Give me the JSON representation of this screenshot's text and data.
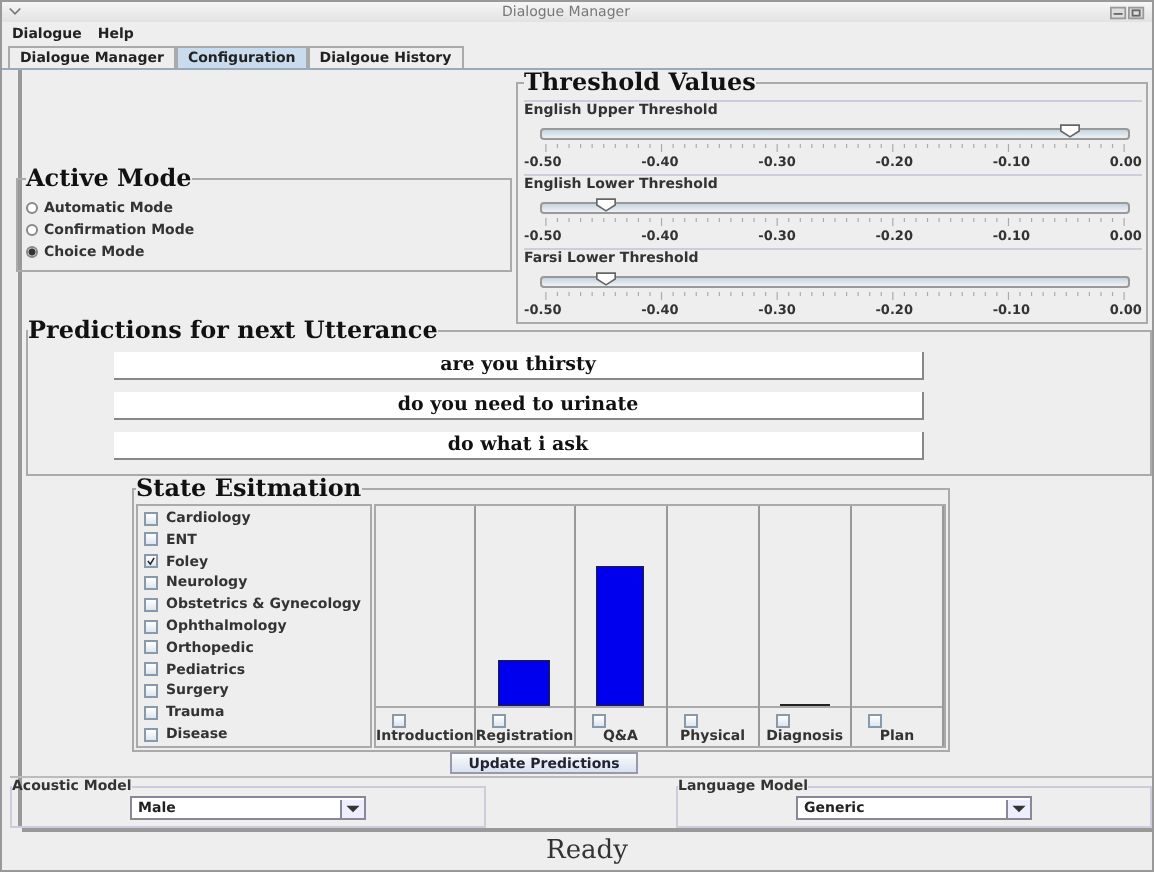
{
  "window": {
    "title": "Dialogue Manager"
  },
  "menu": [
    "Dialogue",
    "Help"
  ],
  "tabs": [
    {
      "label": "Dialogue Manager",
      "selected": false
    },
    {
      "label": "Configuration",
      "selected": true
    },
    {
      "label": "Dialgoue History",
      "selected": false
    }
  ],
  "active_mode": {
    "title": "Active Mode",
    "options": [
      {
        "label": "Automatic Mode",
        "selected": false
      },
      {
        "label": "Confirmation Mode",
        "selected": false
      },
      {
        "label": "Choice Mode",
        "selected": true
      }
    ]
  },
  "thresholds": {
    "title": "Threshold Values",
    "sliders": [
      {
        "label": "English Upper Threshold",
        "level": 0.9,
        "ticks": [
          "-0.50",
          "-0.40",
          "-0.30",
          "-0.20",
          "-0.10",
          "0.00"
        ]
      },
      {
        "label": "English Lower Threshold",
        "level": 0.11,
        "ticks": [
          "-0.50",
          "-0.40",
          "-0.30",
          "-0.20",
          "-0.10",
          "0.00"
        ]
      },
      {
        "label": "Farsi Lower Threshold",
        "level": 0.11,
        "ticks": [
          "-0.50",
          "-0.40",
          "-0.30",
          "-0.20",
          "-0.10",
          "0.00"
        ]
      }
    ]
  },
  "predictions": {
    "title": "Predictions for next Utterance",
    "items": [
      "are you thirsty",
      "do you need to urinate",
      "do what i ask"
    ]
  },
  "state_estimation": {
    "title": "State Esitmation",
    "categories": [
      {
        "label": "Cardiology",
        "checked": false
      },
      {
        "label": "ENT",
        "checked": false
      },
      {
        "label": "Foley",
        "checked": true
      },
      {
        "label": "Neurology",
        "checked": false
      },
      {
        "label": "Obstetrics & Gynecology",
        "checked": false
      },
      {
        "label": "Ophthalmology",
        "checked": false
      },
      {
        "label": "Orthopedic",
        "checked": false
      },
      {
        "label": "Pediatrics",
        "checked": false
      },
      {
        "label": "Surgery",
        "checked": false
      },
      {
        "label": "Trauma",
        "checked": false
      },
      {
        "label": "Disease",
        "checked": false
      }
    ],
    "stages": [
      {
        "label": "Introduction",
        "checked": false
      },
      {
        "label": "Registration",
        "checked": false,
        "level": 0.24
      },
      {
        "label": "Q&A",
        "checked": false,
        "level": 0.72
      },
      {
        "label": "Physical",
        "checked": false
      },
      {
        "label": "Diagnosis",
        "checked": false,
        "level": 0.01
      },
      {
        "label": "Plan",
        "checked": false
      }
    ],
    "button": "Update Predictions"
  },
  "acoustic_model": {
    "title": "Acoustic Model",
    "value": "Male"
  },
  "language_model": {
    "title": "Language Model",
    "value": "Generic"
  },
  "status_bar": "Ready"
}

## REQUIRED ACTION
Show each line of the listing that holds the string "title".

## SOLUTION FOR THIS TASK
    "title": "Dialogue Manager"
    "title": "Active Mode",
    "title": "Threshold Values",
    "title": "Predictions for next Utterance",
    "title": "State Esitmation",
    "title": "Acoustic Model",
    "title": "Language Model",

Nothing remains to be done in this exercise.